    It's one of the biggest news stories of the month: social media and the spread of misinformation. While Facebook garnered much attention over the past several weeks, the problem of misinformation goes back far longer and is far broader than many people realize. In this episode, we chat with Tim Weninger, Frank M. Friemann Associate Prof. of Engineering. His work in this area goes back to the dawn of ISIS in the Middle East and continues today through the development of a suite of forensics tools to help fight coordinated misinformation campaigns.…

  12. Music Notes 600

    Making a Musical

    Ronnie and Alex Mansour chose Notre Dame over a traditional music conservatory because the University’s music program allowed them the flexibility to do it, as Sinatra would say, their way.
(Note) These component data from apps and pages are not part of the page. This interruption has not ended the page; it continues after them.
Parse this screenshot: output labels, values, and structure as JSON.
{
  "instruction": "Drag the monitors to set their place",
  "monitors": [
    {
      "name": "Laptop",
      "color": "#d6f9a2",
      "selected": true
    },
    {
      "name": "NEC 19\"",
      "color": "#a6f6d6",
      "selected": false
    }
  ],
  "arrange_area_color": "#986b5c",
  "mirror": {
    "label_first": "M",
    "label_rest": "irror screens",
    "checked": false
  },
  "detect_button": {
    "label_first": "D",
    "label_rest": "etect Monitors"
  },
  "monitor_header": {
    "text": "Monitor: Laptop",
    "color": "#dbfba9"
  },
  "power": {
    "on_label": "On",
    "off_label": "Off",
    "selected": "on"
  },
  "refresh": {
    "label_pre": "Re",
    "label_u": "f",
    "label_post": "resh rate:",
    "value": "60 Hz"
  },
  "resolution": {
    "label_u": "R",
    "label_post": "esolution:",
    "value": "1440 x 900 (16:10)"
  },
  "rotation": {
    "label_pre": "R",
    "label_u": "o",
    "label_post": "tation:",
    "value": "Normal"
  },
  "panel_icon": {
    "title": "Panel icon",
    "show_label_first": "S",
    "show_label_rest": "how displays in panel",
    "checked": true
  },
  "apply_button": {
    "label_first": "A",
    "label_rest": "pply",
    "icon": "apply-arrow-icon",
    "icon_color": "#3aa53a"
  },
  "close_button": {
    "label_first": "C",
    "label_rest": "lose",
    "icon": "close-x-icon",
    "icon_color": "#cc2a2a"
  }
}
In this episode, Brendan O'Shaughnessy tells the story of the siblings who charted their own creative path at the University.…

  13. Remembering911

    Remembering 9/11

    Fr. Malloy offers his reflection on the events of 9/11 and what followed for the campus community and himself.…

  14. Proving Innocence Ep5

    No Evidence, No Hope

    Iris Seabolt was convicted of felony murder in 2004 and sentenced to 45 years in prison. Prosecutors did not accuse her of killing restaurant owner A.J. Williams, but claim she was the female lure in an intended robbery that ended in murder. The police presented no physical evidence at all in her trial. Instead, a series of witnesses claimed they heard Seabolt admit her guilt. Seabolt lost hope, so she took a plea deal. All those witnesses have since recanted, saying they were coerced into lying by a corrupt and disgraced police officer.…

  15. Proving Innocence

    One Call Can Change Everything

    In the fourth installment of the Proving Innocence series, the Notre Dame law students take on the case of Leon Tyson. He was convicted of a 2015 murder in Elkhart, but the Notre Dame Exoneration Justice Clinic believes he is innocent. He was sentenced to 63 years in prison. The case took a turn when the students and professor placed a call to the mother of a man who was also there during the crime. Her revelations intrigued the students, but the case may turn on the question of hair -- witnesses said the shooter had dreadlocks, but Tyson has long had alopecia, a condition that makes him bald.…

  16. Owen 600

    The journey: The 2021 valedictorian

    In the final episode of the season, we sit down with Madeline Owen, the valedictorian of the class of 2021. Madeline discusses her Notre Dame journey, and what it meant to finish that journey here, on campus. Read more about Madeline…

  17. Solar 600

    Before the Sunrise: St. Joseph’s Farm

    In this episode, we look at the history of St. Joseph’s Farm, a place where religious brothers cultivated land to provide fuel for the University. Today, the farm is being used to produce another kind of fuel: solar power.…

  18. Relief 600

    Will the stimulus slash poverty?

    The American Rescue Plan—the latest pandemic stimulus—was signed into law earlier this month and it was billed as a means to slash poverty. We discuss that proposition with Jim Sullivan, economist and co-founder of the Wilson-Sheehan Lab for Economic Opportunities…

  19. Usps 600

    What’s going on with the mail?

    For the better part of a year, the mail has been increasingly slow…and COVID is only partly to blame. To find out what’s behind this we spoke with James O’Rourke, professor of management in the Mendoza College of Business…

  20. Vaccine 600

    Developing a COVID-19 Vaccine

    As most of the country awaits their turn in line to receive a coronavirus vaccine, some have questions about its safety, how it was developed, and what it means for life…after the vaccination. Today we talk with Dr. Mark Mulligan '80, an infectious disease expert and head of NYU’s Langone Vaccine Center. Dr. Mulligan has worked on vaccine trials for decades, including most recently, the vaccine for COVID-19.…

View Archive